Chestnut Oak

            Mike's Opinion

this is Mike


Q. prinus is an unusual, relatively rare species that I have only seen a few selected specimens of and then only in cultivation. A very majestic tree, with untypical oak leaves; it more closely resembles the American chestnut than an Oak. It can reach an enormous height of 30 m and thus is suited to the park or commercial landscape.

Michael Pascoe, NDP., ODH., CLT., MSc. (Plant Conservation)
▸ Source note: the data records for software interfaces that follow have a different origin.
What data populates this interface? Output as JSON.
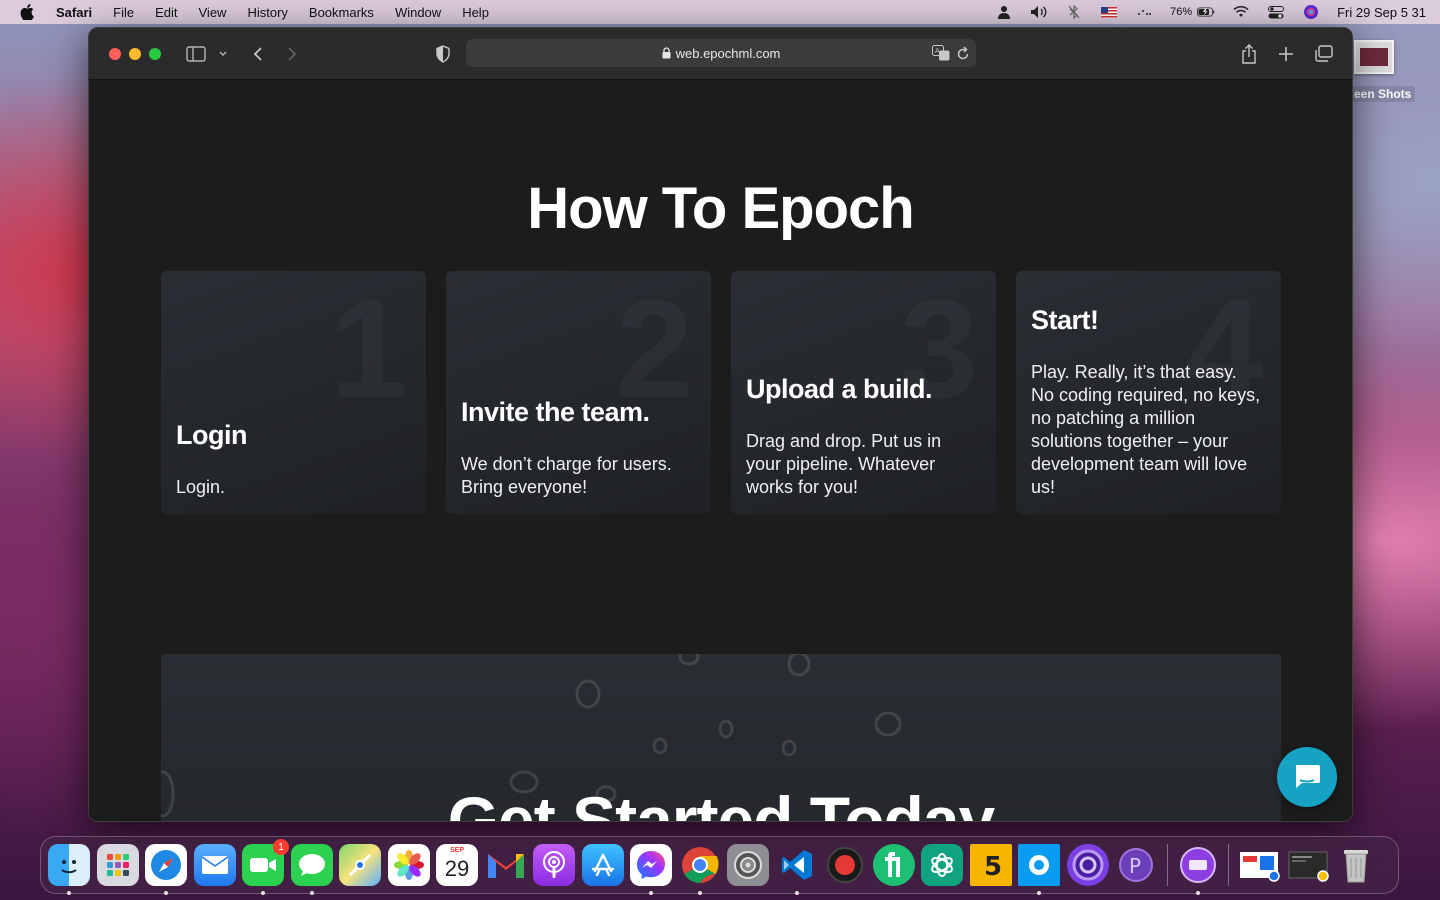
{
  "menubar": {
    "app_name": "Safari",
    "items": [
      "File",
      "Edit",
      "View",
      "History",
      "Bookmarks",
      "Window",
      "Help"
    ],
    "battery": "76%",
    "clock": "Fri 29 Sep  5 31"
  },
  "desktop": {
    "folder_label": "een Shots"
  },
  "browser": {
    "url": "web.epochml.com"
  },
  "page": {
    "title": "How To Epoch",
    "cards": [
      {
        "number": "1",
        "heading": "Login",
        "description": "Login."
      },
      {
        "number": "2",
        "heading": "Invite the team.",
        "description": "We don’t charge for users. Bring everyone!"
      },
      {
        "number": "3",
        "heading": "Upload a build.",
        "description": "Drag and drop. Put us in your pipeline. Whatever works for you!"
      },
      {
        "number": "4",
        "heading": "Start!",
        "description": "Play. Really, it’s that easy. No coding required, no keys, no patching a million solutions together – your development team will love us!"
      }
    ],
    "get_started": "Get Started Today"
  },
  "dock": {
    "calendar_month": "SEP",
    "calendar_day": "29",
    "facetime_badge": "1",
    "apps": [
      "finder-icon",
      "launchpad-icon",
      "safari-icon",
      "mail-icon",
      "facetime-icon",
      "messages-icon",
      "maps-icon",
      "photos-icon",
      "calendar-icon",
      "gmail-icon",
      "podcasts-icon",
      "app-store-icon",
      "messenger-icon",
      "chrome-icon",
      "system-preferences-icon",
      "vscode-icon",
      "record-icon",
      "fiverr-icon",
      "chatgpt-icon",
      "html5-icon",
      "circle-app-icon",
      "podcast-app-icon",
      "p-app-icon",
      "storage-app-icon",
      "screenshot-stack-icon",
      "window-stack-icon",
      "trash-icon"
    ]
  },
  "colors": {
    "accent_chat": "#16a2c2",
    "page_bg": "#1c1c1c",
    "card_bg": "#2a2d33"
  }
}
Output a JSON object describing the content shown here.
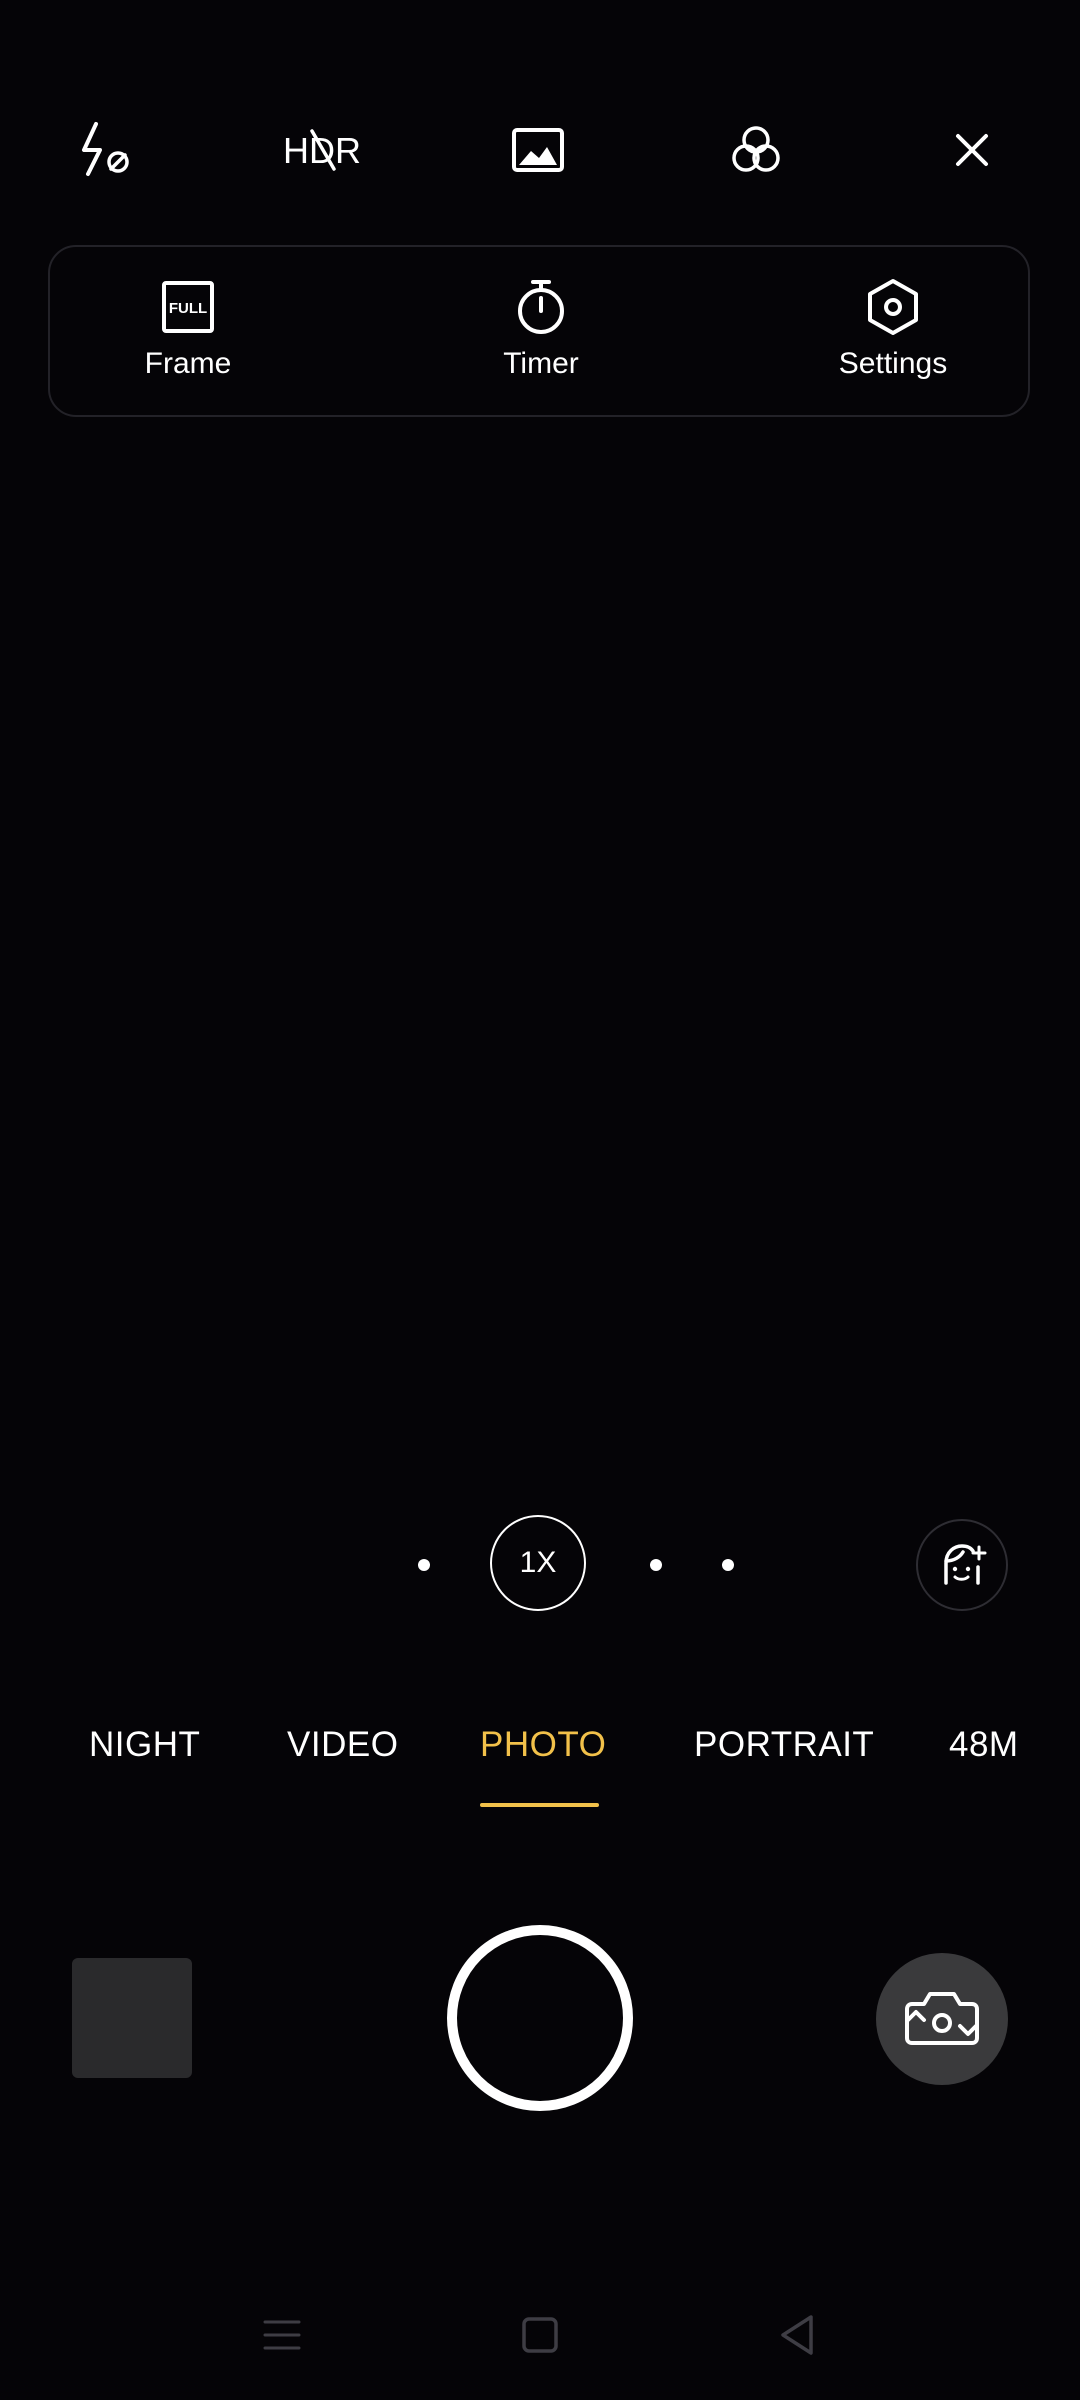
{
  "top_toolbar": {
    "flash_icon": "flash-off-icon",
    "hdr_label": "HDR",
    "hdr_icon": "hdr-off-icon",
    "aspect_icon": "image-icon",
    "filter_icon": "filter-circles-icon",
    "close_icon": "close-icon"
  },
  "quick_panel": {
    "frame": {
      "label": "Frame",
      "badge": "FULL",
      "icon": "frame-full-icon"
    },
    "timer": {
      "label": "Timer",
      "icon": "stopwatch-icon"
    },
    "settings": {
      "label": "Settings",
      "icon": "hexagon-gear-icon"
    }
  },
  "zoom": {
    "current": "1X"
  },
  "beauty": {
    "icon": "beauty-face-icon"
  },
  "modes": {
    "items": [
      "NIGHT",
      "VIDEO",
      "PHOTO",
      "PORTRAIT",
      "48M"
    ],
    "active": "PHOTO"
  },
  "capture": {
    "gallery_icon": "gallery-thumbnail",
    "shutter_icon": "shutter-button",
    "switch_icon": "switch-camera-icon"
  },
  "nav_bar": {
    "menu_icon": "menu-icon",
    "home_icon": "home-icon",
    "back_icon": "back-icon"
  },
  "colors": {
    "background": "#050407",
    "accent": "#f2c14a",
    "panel_border": "#232228",
    "thumb": "#2a2a2c",
    "switch_bg": "#3a3a3c",
    "nav": "#3e3d44"
  }
}
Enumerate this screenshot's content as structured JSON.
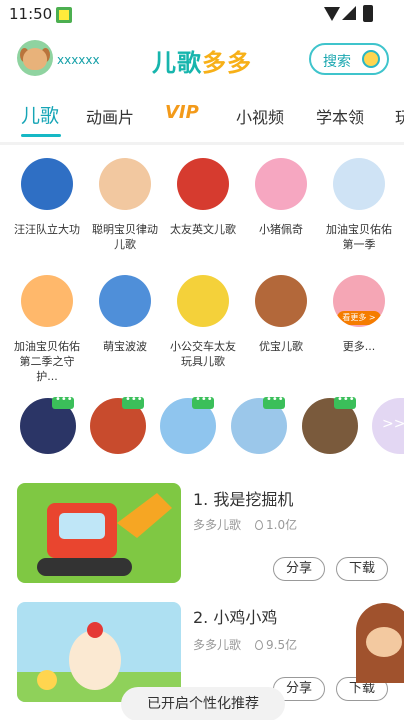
{
  "status_bar": {
    "time": "11:50"
  },
  "header": {
    "username": "xxxxxx",
    "logo_part1": "儿歌",
    "logo_part2": "多多",
    "search_label": "搜索"
  },
  "tabs": [
    {
      "label": "儿歌",
      "active": true
    },
    {
      "label": "动画片"
    },
    {
      "label": "VIP"
    },
    {
      "label": "小视频"
    },
    {
      "label": "学本领"
    },
    {
      "label": "玩"
    }
  ],
  "grid": {
    "row1": [
      {
        "label": "汪汪队立大功",
        "icon": "paw-patrol-dog",
        "color": "#2f6fc4"
      },
      {
        "label": "聪明宝贝律动儿歌",
        "icon": "baby-character",
        "color": "#f2c8a0"
      },
      {
        "label": "太友英文儿歌",
        "icon": "red-bus",
        "color": "#d63b2f"
      },
      {
        "label": "小猪佩奇",
        "icon": "pink-pig",
        "color": "#f6a7c1"
      },
      {
        "label": "加油宝贝佑佑第一季",
        "icon": "toddler",
        "color": "#cfe3f5"
      }
    ],
    "row2": [
      {
        "label": "加油宝贝佑佑第二季之守护...",
        "icon": "toddler-orange",
        "color": "#ffb86b"
      },
      {
        "label": "萌宝波波",
        "icon": "boy-character",
        "color": "#4f8fd9"
      },
      {
        "label": "小公交车太友玩具儿歌",
        "icon": "yellow-bus",
        "color": "#f4d13a"
      },
      {
        "label": "优宝儿歌",
        "icon": "fox-character",
        "color": "#b3683a"
      },
      {
        "label": "更多...",
        "icon": "pink-pig-more",
        "color": "#f5a6b5",
        "badge": "看更多 >"
      }
    ]
  },
  "characters": [
    {
      "icon": "robot-hero",
      "color": "#2b3566"
    },
    {
      "icon": "nezha",
      "color": "#c84b2d"
    },
    {
      "icon": "peppa",
      "color": "#8fc5ee"
    },
    {
      "icon": "elsa",
      "color": "#9bc7ea"
    },
    {
      "icon": "girl-portrait",
      "color": "#7a5a3c"
    }
  ],
  "more_arrow": ">>",
  "songs": [
    {
      "title": "1. 我是挖掘机",
      "artist": "多多儿歌",
      "plays": "1.0亿",
      "share": "分享",
      "download": "下载",
      "thumb_color": "#7fc843",
      "thumb_icon": "excavator"
    },
    {
      "title": "2. 小鸡小鸡",
      "artist": "多多儿歌",
      "plays": "9.5亿",
      "share": "分享",
      "download": "下载",
      "thumb_color": "#aee0f2",
      "thumb_icon": "chicken"
    }
  ],
  "toast": "已开启个性化推荐"
}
Quercus montana
RHS Hardiness Zone
30 m
25 m
Description and Growing Information
Flowering Period
ID Characteristic
The chestnut oak is readily identified by its massively-ridged dark gray-brown bark, the thickest of any eastern North American oak. The leaves are 12-20 cm long and 6-10 cm broad, shallowly lobed with 10-15 rounded lobes on each margin; they are virtually identical to the leaves of swamp chestnut oak and chinkapin oak, but the trees can readily be distinguished by the bark, that of the chinkapin oak being a light ash-gray and somewhat peeling like that of the white oak and that of swamp chestnut oak being paler ash-gray and scaly. The chinkapin oak also has much smaller acorns than the chestnut oak. The chestnut oak is easily distinguished from the swamp white oak because that tree has whitened undersides on the leaves.
Bark/Stem Description
Dark, fissured into broad ridges, scaly. Branchlets stout, at first bronze green, later they become reddish brown, finally dark gray or brown. Heavily charged with tannic acid.
Flower/Leaf Bud Description
Light chestnut brown, ovate, acute, one-fourth to one-half of an inch long.
Leaf Description
Alternate, 12-20 cm long and 6-10 cm broad, obovate to oblong-lanceolate, wedge-shaped or rounded at base, coarsely crenately toothed, teeth rounded or acute, apex rounded or acute. They come out of the bud convolute, yellow green or bronze, shining
Flower Description
Staminate flowers are borne in hairy aments two to three inches long; calyx pale yellow, hairy, deeply seven to nine-lobed; stamens seven to nine; anthers bright yellow. Pistillate flowers on short spikes; peduncles green, stout, hairy; involucral sc
Fruit Description
The acorns are 1.5-3 cm long and 1-2 cm broad, among the largest of native American oaks. Annual, singly or in pairs; nut oval, rounded or acute at apex, bright chestnut brown, shining, one and a quarter to one and one-half inches in length; cup, cup